Your goal:
Omit the pictures, please, and give each record below again exactly.

Available records:

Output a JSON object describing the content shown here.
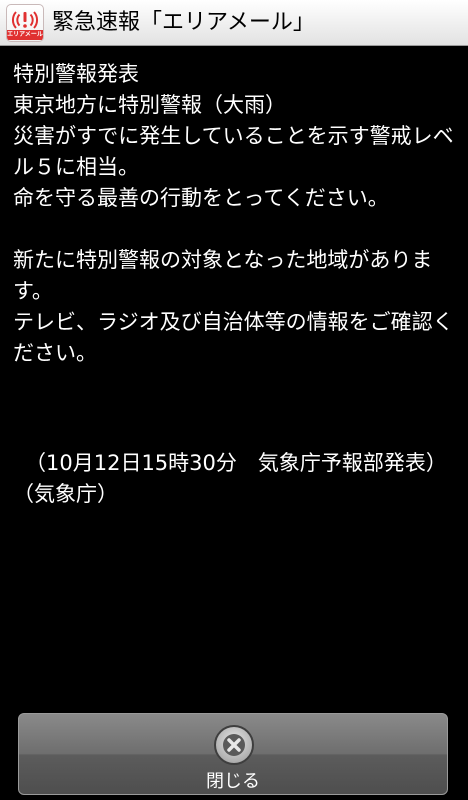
{
  "header": {
    "title": "緊急速報「エリアメール」",
    "app_icon_label": "エリアメール",
    "app_icon": "emergency-alert-icon",
    "background": "#e8e8e8"
  },
  "message": {
    "lines": [
      "特別警報発表",
      "東京地方に特別警報（大雨）",
      "災害がすでに発生していることを示す警戒レベル５に相当。",
      "命を守る最善の行動をとってください。",
      "新たに特別警報の対象となった地域があります。",
      "テレビ、ラジオ及び自治体等の情報をご確認ください。",
      "（10月12日15時30分　気象庁予報部発表）",
      "（気象庁）"
    ]
  },
  "footer": {
    "close_label": "閉じる",
    "close_icon": "close-icon"
  },
  "colors": {
    "background": "#000000",
    "text": "#ffffff",
    "alert_red": "#e03030",
    "button": "#6e6e6e"
  }
}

Answer for this exercise:
Output a JSON object describing the content shown here.
{
  "header": {
    "title": "緊急速報「エリアメール」",
    "app_icon_label": "エリアメール",
    "app_icon": "emergency-alert-icon",
    "background": "#e8e8e8"
  },
  "message": {
    "lines": [
      "特別警報発表",
      "東京地方に特別警報（大雨）",
      "災害がすでに発生していることを示す警戒レベル５に相当。",
      "命を守る最善の行動をとってください。",
      "新たに特別警報の対象となった地域があります。",
      "テレビ、ラジオ及び自治体等の情報をご確認ください。",
      "（10月12日15時30分　気象庁予報部発表）",
      "（気象庁）"
    ]
  },
  "footer": {
    "close_label": "閉じる",
    "close_icon": "close-icon"
  },
  "colors": {
    "background": "#000000",
    "text": "#ffffff",
    "alert_red": "#e03030",
    "button": "#6e6e6e"
  }
}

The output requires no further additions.